TWO women have been arrested and charged with drug offences thanks to the keen nose of Candy, the drug detection dog, in a weekend operation at Tamworth Correctional Centre.
State Emergency Unit Northern Region canine handler Ricky Gay said two arrests were made, following close to 60 searches by the dog unit, in partnership with Corrective Services staff.
On Saturday, a woman visiting an inmate was arrested after a search revealed she was carrying two capsules filled with white powder wrapped in tape.
Mr Gay said the woman admitted she was carrying the drugs after the dog “indicated” by sitting down next to her.
“She denied it for a while and then she admitted it,” Mr Gay said.
“The woman believed the drug wouldn’t be detected because it was wrapped up.”
Another woman from Boggabilla was arrested after a positive result from Candy found an amount of cannabis in a children’s bag.
The two women were both charged with possessing a prohibited drug and bringing or introducing a drug into a detention facility.
Tamworth Correctional Centre head of security Michael Page said the two arrests were an indicator of the success of the operation.
“Every time we stop drugs getting into our facility, it’s a success,” Mr Page said.
“We have a zero-tolerance policy in relation to drugs at Corrective Services, and we run these operations as a deterrent.”
He said offenders were handed over to police to be dealt with and they faced jail time and prison bans if caught.
“They risk being banned from all NSW correctional facilities for up to two years if they get caught.”
Mr Page said further operations were planned in coming months with the assistance of the drug dogs.
Three-year-old springer spaniel Candy has been in training with the unit since she was nine months old and Mr Gay said she’s sniffed out hundreds of illegal substances on inmates, visitors and in prison areas.
Working with her handler performing vehicle, personal and area searches, her handler knows if she sits down and looks at him, Candy’s nose has detected something.
“She’ll sit down next to the person and look at them and look at me.”
A special collar means it’s time to go to work, and Mr Gay sees to it she is always rewarded with her favourite game of tug-of-war with a toy after her hours of duty.
“It’s all a game for her,” he said.
“She’s happy and excited when she gets to work, it means she gets her toy.”
Mr Gay said in his 13 years as a dog handler, he had just about seen every method people had tried to get drugs into detention centres.
“I’ve seen it all.

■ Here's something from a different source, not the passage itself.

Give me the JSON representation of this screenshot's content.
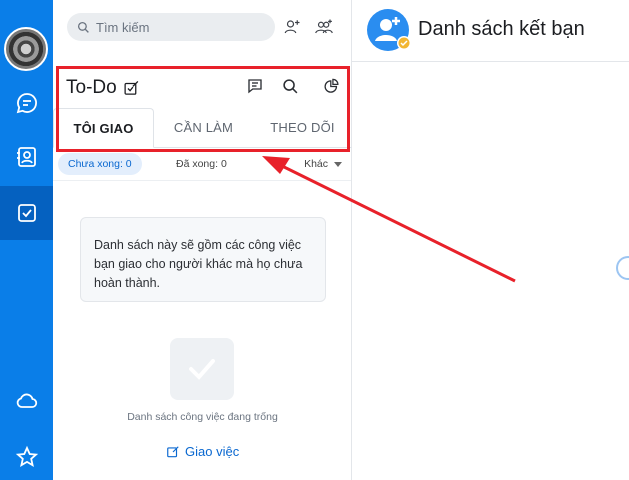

They wrap it in balloons to mask the smell; bring it in on their children,” he said.
But Mr Gay said a good drug dog could detect even bags and clothes that had come into contact from drugs – even months previously.
“The smell still permeates the material. I’ve had visitors surprised, saying ‘I haven’t had anything in there for a month'.
“But the residual smell is still there.”